* _WORK ITEM_
Among the lines listed below, count those that include the string "title", and state only the count.

* _MATERIAL SHOWN_
+ + +
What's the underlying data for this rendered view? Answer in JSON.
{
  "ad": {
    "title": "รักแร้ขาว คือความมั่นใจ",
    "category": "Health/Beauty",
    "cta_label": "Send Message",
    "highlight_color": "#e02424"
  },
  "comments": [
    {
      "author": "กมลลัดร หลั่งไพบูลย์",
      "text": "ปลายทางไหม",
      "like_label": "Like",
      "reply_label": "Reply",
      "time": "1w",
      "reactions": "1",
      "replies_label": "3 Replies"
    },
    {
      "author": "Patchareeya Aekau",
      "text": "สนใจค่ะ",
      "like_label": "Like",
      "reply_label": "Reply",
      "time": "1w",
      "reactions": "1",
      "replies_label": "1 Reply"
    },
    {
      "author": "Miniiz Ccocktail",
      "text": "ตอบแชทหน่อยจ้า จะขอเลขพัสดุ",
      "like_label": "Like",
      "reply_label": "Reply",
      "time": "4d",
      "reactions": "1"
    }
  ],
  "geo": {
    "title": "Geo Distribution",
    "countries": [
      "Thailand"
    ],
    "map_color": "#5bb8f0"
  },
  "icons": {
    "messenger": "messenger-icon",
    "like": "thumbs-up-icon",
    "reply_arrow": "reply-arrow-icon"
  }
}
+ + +
* _RESPONSE TO THE TASK_
2